Though In-yo is exiled to Thriving Fortune after producing an heir, clearly she plays a long game. The beginnings of the revolution trickle into the story with details not even Rabbit, devoted to the Empress as she is, could make sense of at the time. In-yo is a complex character, seen only through the eyes of others but depicted sympathetically and unflinchingly by Rabbit. In The Empress of Salt and Fortune, revolution is told through relationships rather than battles.

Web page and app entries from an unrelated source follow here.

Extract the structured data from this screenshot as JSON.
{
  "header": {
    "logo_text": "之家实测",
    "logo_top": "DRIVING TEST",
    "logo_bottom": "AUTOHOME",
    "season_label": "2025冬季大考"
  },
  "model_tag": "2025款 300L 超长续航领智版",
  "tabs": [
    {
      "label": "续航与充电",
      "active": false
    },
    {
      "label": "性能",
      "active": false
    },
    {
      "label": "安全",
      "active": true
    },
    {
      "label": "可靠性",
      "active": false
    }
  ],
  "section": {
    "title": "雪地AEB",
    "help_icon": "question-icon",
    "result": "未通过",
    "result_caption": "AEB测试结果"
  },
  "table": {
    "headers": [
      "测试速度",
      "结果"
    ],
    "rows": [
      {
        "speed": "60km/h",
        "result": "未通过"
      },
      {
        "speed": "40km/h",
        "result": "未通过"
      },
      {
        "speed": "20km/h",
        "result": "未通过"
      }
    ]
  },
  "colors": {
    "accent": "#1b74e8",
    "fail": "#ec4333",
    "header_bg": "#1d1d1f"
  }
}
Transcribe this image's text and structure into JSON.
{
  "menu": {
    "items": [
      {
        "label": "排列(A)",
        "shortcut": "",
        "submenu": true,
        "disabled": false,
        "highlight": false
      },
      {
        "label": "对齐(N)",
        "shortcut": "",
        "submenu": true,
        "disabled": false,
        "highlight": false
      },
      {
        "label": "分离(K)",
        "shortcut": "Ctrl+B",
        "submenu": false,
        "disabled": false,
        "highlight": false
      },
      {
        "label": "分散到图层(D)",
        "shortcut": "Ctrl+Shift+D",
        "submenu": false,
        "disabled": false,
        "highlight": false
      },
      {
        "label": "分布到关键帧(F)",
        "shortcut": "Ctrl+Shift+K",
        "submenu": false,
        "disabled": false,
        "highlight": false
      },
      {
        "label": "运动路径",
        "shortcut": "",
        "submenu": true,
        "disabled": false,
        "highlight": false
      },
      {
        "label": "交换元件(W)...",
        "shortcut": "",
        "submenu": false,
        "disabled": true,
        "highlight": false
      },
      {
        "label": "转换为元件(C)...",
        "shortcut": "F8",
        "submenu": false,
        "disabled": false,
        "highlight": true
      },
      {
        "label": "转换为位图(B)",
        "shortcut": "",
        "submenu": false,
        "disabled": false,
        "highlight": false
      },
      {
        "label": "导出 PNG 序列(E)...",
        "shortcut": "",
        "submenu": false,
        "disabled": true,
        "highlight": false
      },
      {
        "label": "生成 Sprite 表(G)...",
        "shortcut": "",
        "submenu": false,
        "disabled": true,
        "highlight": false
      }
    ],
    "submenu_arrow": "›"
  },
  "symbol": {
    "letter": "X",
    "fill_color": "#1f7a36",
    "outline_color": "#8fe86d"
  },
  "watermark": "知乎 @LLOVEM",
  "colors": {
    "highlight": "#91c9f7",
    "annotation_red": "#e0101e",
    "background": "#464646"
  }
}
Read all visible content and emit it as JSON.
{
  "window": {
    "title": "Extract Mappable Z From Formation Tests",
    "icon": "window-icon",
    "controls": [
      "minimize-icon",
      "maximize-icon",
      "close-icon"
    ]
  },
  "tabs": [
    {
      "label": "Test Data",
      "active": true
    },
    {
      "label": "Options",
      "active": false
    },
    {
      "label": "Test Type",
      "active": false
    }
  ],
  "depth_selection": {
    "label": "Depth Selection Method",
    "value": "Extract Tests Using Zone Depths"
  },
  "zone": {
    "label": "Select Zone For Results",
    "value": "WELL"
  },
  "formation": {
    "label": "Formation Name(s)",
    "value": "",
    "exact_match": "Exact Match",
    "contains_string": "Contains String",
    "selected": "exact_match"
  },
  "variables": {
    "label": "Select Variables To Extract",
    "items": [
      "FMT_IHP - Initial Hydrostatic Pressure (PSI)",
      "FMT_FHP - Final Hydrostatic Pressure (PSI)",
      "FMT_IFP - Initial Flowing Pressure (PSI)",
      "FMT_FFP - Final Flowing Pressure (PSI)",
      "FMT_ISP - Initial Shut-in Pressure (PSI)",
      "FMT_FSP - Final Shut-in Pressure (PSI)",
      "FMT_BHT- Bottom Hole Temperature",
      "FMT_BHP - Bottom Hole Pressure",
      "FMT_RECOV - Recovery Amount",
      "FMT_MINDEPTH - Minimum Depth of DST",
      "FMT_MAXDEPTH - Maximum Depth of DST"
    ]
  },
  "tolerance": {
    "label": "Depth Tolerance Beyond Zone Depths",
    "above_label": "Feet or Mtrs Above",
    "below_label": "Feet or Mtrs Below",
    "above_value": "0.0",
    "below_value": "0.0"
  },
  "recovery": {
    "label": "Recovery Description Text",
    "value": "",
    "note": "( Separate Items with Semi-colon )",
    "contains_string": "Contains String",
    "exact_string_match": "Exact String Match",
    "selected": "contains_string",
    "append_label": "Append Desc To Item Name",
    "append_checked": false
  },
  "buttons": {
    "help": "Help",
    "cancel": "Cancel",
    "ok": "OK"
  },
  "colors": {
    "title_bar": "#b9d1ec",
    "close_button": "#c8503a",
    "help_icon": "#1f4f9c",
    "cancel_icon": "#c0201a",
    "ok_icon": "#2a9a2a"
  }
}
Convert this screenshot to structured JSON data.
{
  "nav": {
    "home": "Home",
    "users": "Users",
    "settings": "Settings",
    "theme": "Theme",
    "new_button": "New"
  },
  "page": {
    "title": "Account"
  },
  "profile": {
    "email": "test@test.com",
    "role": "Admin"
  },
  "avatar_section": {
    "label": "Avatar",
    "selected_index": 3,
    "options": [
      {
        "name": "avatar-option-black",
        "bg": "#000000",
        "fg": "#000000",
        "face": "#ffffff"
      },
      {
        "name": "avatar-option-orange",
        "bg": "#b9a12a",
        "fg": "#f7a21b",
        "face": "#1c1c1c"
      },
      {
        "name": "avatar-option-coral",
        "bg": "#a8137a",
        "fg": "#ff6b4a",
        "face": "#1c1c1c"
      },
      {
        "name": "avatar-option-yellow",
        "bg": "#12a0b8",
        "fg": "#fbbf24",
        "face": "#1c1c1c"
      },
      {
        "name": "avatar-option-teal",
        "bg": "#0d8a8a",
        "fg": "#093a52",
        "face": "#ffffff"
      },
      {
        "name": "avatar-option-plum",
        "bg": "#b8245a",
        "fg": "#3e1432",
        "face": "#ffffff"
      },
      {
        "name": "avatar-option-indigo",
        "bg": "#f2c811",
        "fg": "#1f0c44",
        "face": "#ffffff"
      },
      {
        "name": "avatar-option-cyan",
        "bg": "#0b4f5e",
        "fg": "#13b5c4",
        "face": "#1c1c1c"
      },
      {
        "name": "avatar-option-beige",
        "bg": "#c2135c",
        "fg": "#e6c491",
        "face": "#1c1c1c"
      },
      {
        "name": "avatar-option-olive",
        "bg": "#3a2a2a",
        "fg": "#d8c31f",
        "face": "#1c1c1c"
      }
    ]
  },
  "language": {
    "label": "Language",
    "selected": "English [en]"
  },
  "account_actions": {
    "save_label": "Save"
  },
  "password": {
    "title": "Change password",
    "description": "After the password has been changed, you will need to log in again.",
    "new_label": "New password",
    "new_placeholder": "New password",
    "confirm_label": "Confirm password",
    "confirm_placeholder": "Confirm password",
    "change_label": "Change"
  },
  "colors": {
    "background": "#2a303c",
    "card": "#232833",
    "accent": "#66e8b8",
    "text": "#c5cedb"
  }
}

There is more to Rabbit herself, too. “For a single faraway moment, she looked like something other than a simple servant woman, but it was there and gone so fast that Chih could not say for sure what it was.” Naturally, Rabbit is more entwined with history than anyone knows. She suffers for her association with In-yo, and without it, too.
Rabbit’s life with In-yo is also easier and less formal than at court. There are fewer risks, too, for many of the years they reside there. But later experiences that could have left her bitter and angry never affect the choices she makes, though they leave her feeling worn and older than her years. She’s an understated, constant and lovable presence in the story.
“She had a foreigner’s beauty, like a language we do not know how to read…her face was as flat as a dish and almost perfectly round. Pearl-faced, they call it where she came from, but piggish is what they called it here.” And “as far as In-yo was concerned, she had no equals in all the empire.”
– Rabbit on In-yo, the Empress of Salt and Fortune
Rabbit sums it up best, in one of her recollections, with one of the most quotable lines in the book (and there are quite a few): “One drunken evening, many years on, In-yo would say that the war was won by silenced and nameless women, and it would be hard to argue with her.” Alone at Thriving Fortune, having outlived the Empress and so many others but still carrying their secrets, Rabbit could easily have been one of those women without Chih’s arrival. It’s this sad reality that brings a quiet joy to Rabbit’s story of loss, revolution and betrayal.
The world-building of The Empress of Salt and Fortune is lightly sketched but creative. Rather than spend a lot of time on the details, key aspects are revealed in matter-of-fact conversation, from the glowing Lake Scarlet’s origin as the resting place of a dying star, to a carp that became a calico dragon, and the ghostly imperial palanquin that Chih encounters on the road to Thriving Fortune. There are hidden dangers from creatures we never quite see, and ghosts are omnipresent. It made me want to continue journeying with Cleric Chih and Almost Brilliant—and Vo’s beautiful writing—just to see more of it.